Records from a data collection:
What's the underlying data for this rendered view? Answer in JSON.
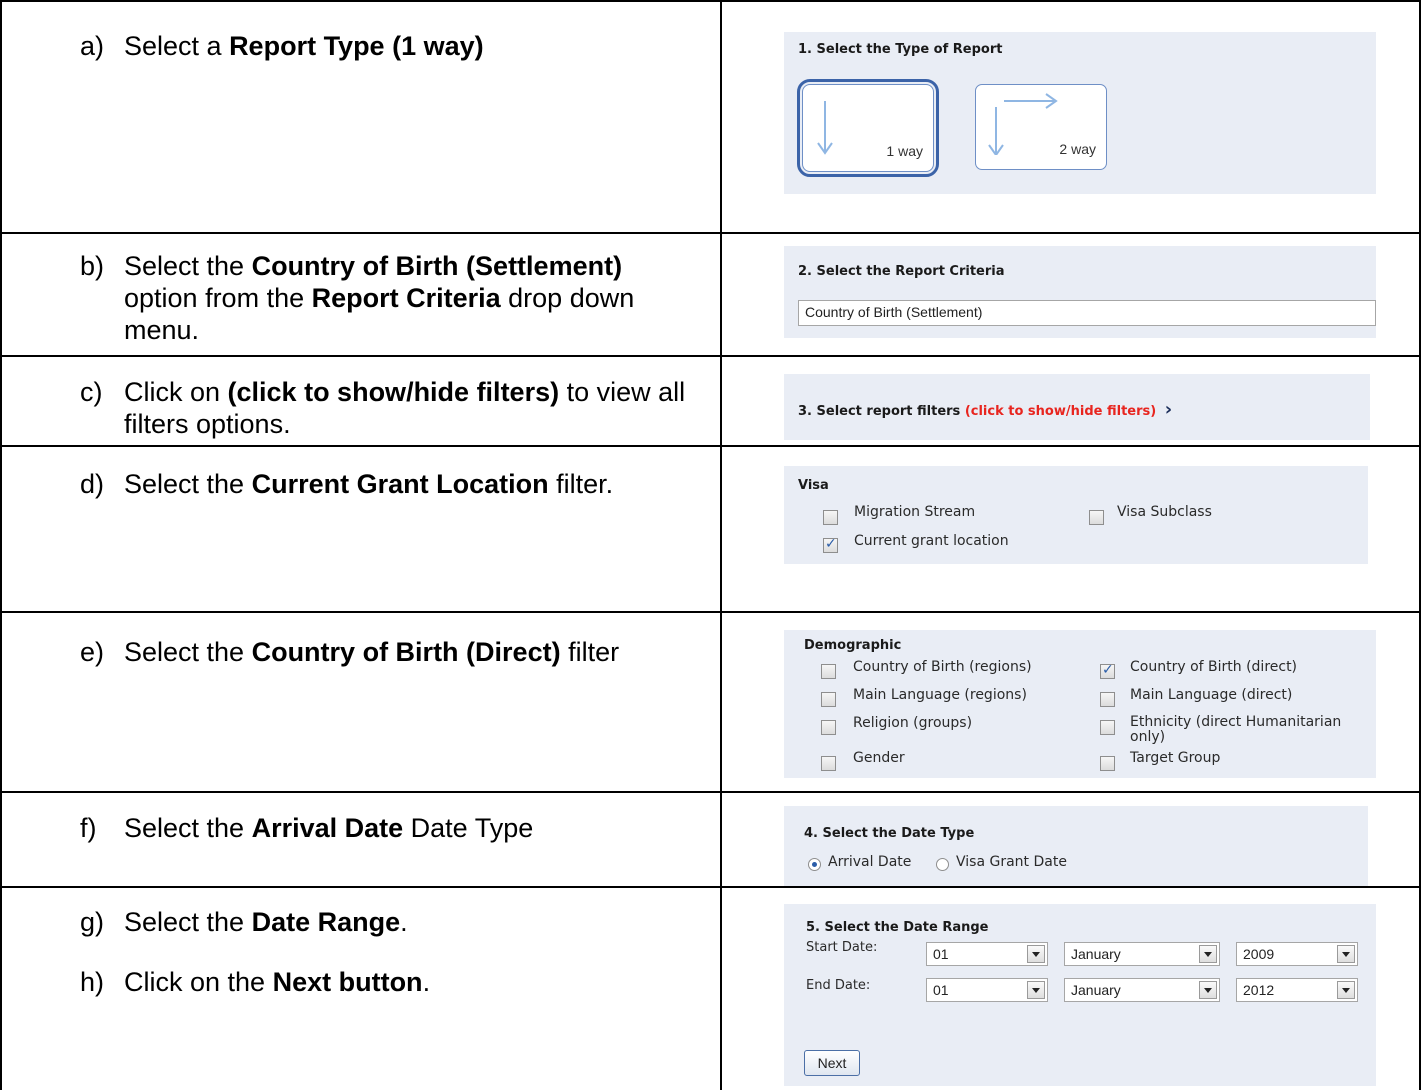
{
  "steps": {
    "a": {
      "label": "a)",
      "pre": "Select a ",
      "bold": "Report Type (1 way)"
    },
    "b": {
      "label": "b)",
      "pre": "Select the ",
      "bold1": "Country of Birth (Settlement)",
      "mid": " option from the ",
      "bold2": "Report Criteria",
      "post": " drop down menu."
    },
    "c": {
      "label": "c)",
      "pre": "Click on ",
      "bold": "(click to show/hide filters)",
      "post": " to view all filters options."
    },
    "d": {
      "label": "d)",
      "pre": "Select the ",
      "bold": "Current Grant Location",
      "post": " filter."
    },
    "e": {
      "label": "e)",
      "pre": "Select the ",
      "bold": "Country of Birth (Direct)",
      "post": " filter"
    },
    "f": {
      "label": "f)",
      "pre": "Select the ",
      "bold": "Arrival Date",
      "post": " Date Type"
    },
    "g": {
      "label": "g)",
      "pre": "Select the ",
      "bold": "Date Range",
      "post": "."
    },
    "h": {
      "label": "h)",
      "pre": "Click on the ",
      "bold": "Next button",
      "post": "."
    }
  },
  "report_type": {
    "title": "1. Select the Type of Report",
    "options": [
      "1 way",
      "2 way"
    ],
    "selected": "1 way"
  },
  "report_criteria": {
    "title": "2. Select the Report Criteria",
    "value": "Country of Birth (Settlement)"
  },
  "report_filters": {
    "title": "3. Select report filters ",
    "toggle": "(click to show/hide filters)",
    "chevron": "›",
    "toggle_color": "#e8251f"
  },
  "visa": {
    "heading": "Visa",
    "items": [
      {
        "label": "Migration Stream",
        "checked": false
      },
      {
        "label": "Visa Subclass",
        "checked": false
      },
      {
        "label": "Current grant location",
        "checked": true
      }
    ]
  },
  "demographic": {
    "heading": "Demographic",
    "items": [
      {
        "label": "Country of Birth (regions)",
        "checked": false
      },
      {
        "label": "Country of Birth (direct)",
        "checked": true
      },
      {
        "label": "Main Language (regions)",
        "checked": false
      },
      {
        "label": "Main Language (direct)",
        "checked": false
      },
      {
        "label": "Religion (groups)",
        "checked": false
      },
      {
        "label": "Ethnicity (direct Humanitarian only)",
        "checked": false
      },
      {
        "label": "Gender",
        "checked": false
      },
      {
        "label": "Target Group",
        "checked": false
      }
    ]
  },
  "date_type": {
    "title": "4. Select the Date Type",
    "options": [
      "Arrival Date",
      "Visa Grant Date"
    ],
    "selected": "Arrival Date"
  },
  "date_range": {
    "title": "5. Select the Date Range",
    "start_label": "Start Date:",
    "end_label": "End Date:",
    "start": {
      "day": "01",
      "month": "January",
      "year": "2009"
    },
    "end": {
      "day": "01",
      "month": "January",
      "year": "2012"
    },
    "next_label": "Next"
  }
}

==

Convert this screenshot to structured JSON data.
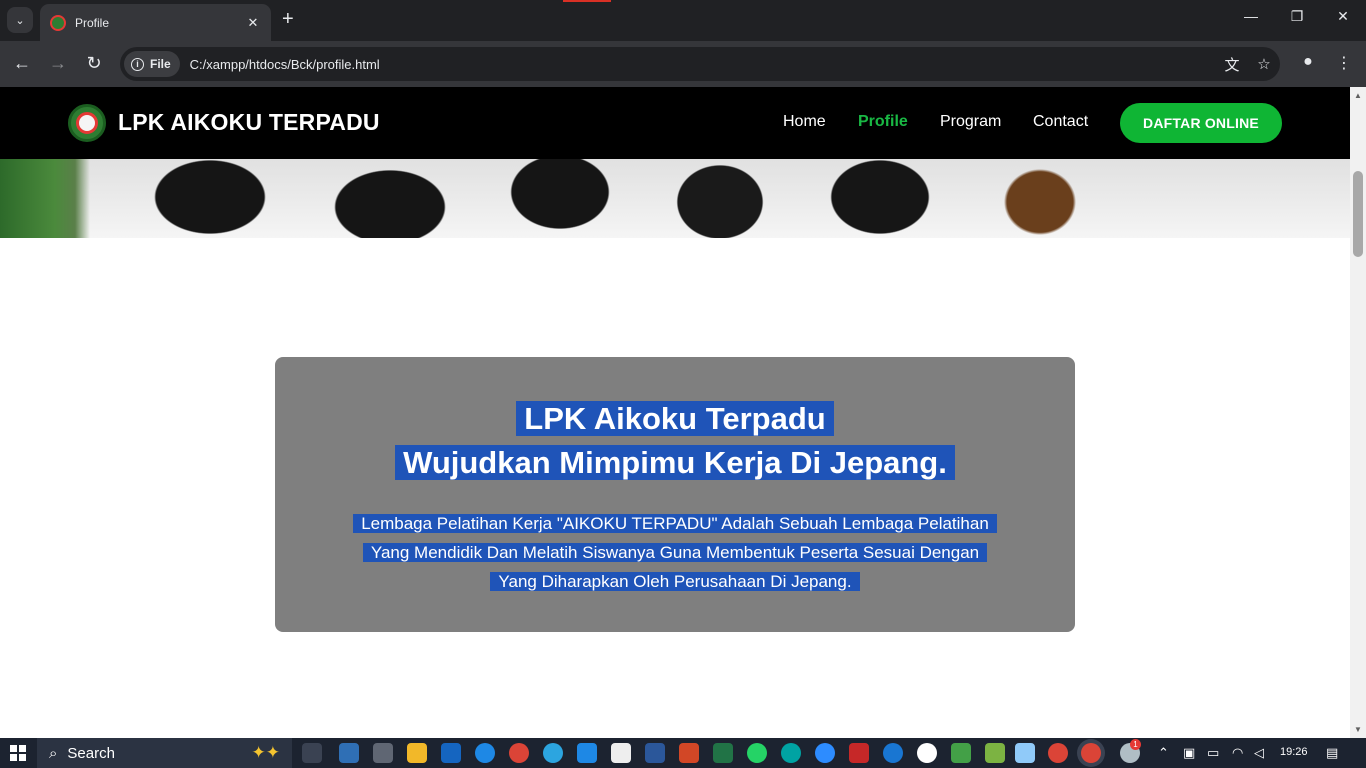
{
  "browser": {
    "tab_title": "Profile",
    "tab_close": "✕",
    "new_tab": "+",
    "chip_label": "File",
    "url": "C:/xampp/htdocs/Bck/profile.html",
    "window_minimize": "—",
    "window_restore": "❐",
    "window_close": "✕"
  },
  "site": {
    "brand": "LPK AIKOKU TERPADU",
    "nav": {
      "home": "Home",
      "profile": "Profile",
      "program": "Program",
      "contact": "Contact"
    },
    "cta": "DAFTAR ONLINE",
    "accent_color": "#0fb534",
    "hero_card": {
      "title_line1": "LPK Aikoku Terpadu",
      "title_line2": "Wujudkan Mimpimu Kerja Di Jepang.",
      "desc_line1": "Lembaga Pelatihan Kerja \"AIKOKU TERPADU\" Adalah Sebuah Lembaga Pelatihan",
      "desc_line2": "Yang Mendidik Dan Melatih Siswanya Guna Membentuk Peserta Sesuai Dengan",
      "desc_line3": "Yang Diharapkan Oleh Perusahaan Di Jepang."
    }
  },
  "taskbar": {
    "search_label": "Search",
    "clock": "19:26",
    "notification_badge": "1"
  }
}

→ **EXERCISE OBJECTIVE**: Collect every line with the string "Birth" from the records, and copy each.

→ **ANSWER BOX**:
      "bold1": "Country of Birth (Settlement)",
      "bold": "Country of Birth (Direct)",
    "value": "Country of Birth (Settlement)"
        "label": "Country of Birth (regions)",
        "label": "Country of Birth (direct)",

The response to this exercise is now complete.